Objects and symbols have meanings independent of what those behind may intend to communicate.
I thought of four such examples when it comes to the latest development in Thai politics.
The Great Container Wall of Thailand
Could anyone have missed that the latest tactic used by the government of Gen Prayut Chan-ocha to stop anti-government protesters / monarchy reformists from marching from point A to B is to block the streets and bridges with shipping containers?
Most were two layers tall. While its efficacy is debatable, as demonstrators are nimble and change the protest site to avoid being contained, the walls of containers reflect not just a siege mentality on part of the powers that be, but also a symbolic unwilling to have a genuine dialogue and negotiate with the protesters.
The protest guards said they received complaints from local residents that the massive obstacles laid by police are preventing them from leaving their homes and commuting in the area. #Thailand #ม็อบ10ธันวา #KE pic.twitter.com/fhyHdClVHV
— Khaosod English (@KhaosodEnglish) December 10, 2020
Good politics means building bridges. Here, however, the government is literally installing walls and some walls such as the one near the Bangkok office of the UN agencies even blocked a real bridge.
Last week, I even saw one such wall blocking the road leading up to the Grand Palace despite protesters not making any announcement that they would head there. This means the siege mentality is filled with distrust, thus the need to build or install container walls to keep not zombies and the demonstrators out.
Restart Thailand or Republic of Thailand?
The recent announcement by the Free Youth movement, a key faction within the larger protest movement, to introduce the RT or Restart Thailand symbol, which uncannily resembles the hammer and sickle led many to ask whether they were commies or whether RT in fact stands for the Republic of Thailand.
Too many people have weighed in on the matter already and I will spare you my two cents.
What’s clear, however, is that the Thai political system is too restrictive for it’s unconstitutional to change the Thai political system from that of a kingdom to anything else.
In fact, a mere desire to even set up a political party with the word socialist or socialism in its name illegal under Thai law.
Much of what we hear was thus more like innuendo. And whether you are a communist or a die-hard capitalist, a republican or ultra-royalist, the country remains unfree to publicly imagine and suggest an alternative Thailand, as a republic or communist state.

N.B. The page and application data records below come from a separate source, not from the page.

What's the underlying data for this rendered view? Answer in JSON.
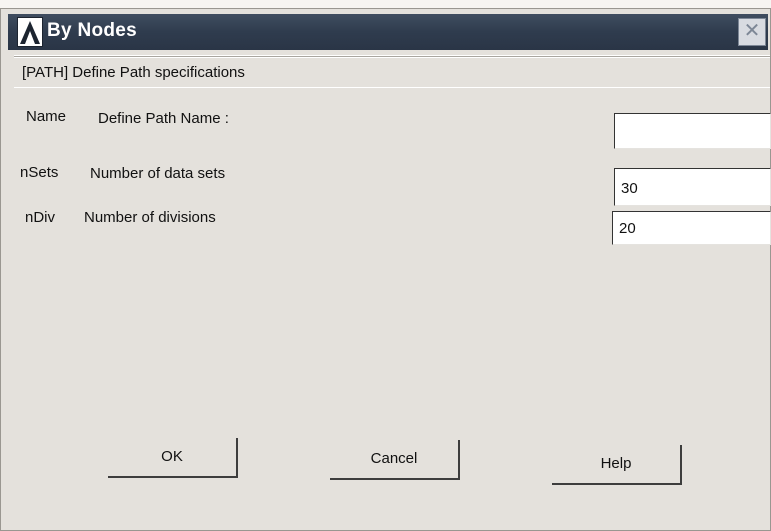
{
  "window": {
    "title": "By Nodes",
    "close_glyph": "✕",
    "logo_icon": "ansys-logo-icon"
  },
  "header": {
    "path_label": "[PATH]  Define Path specifications"
  },
  "rows": [
    {
      "key": "Name",
      "desc": "Define Path Name :",
      "value": ""
    },
    {
      "key": "nSets",
      "desc": "Number of data sets",
      "value": "30"
    },
    {
      "key": "nDiv",
      "desc": "Number of divisions",
      "value": "20"
    }
  ],
  "buttons": {
    "ok": "OK",
    "cancel": "Cancel",
    "help": "Help"
  },
  "colors": {
    "titlebar": "#2f3c4e",
    "title_text": "#ffffff",
    "dialog_bg": "#e1ded8",
    "field_bg": "#ffffff"
  }
}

Traditional Thai Dress and a Surprising Tattoo
Is mocking another person a basic human right? In Thailand, the answer likely depends on whom you mock.
Jatuporn Sae Ung, a 23-year-old transgender and a core demonstrator, appeared at a protest site in late October dressed like a noble woman in a splendid pink traditional Thai silk dress, complete with a servant holding an umbrella for her.
As she walked past a long red carpet laid out for her at the protest site on Silom Rd that evening, fellow demonstrators were either kneeling or squatting to have an audience with her. Some exclaimed, ‘Long Live Your Majesty’.
On Thursday she was charged with defaming the queen by the act of mocking. Since when is mocking a crime, I do not know.
If found guilty, Jatuporn could face up to 15 years in prison under archaic and draconian lese majeste law. At least 31 are either charged or in the process of being charged for violating the law with the youngest being just 16.
The latest person to be charged was identified on Friday as activist Pimsiri Petchnamrob, who has campaigned for LGBT rights and freedom of speech for many years. Like in other cases, police did not make clear what she did to deserve lese majeste.
Back to Jatuporn, while waiting to hear the charges made against her per police summon letter, she summoned me briefly first in front of the Yannawa Police station to show me a tattoo on her upper left chest.
I saw a large traditional thai numeral 9, a symbol of the late king Rama IX, or king Bhumibol, and a tattoo message, part of it read ‘I vow to serve your majesty beneath your few through all my reincarnations’.
King Bhumibol passed away in Oct 2016. Die-hard royalists tattooed themselves after his death and Jatuporn was one of them. She told me her political ideology has since changed.
When I asked if she would remove the tattoo, now that she has been charged with committing lese majeste offence under the reign of a new king, who’s the only son of the late Rama IX. Jatuporn replied saying she will keep the tattoo as “a reminder” of her past.
The royalist tattoo on a chest of a person accused lese majeste offender, I think, is a reminder of a changing time.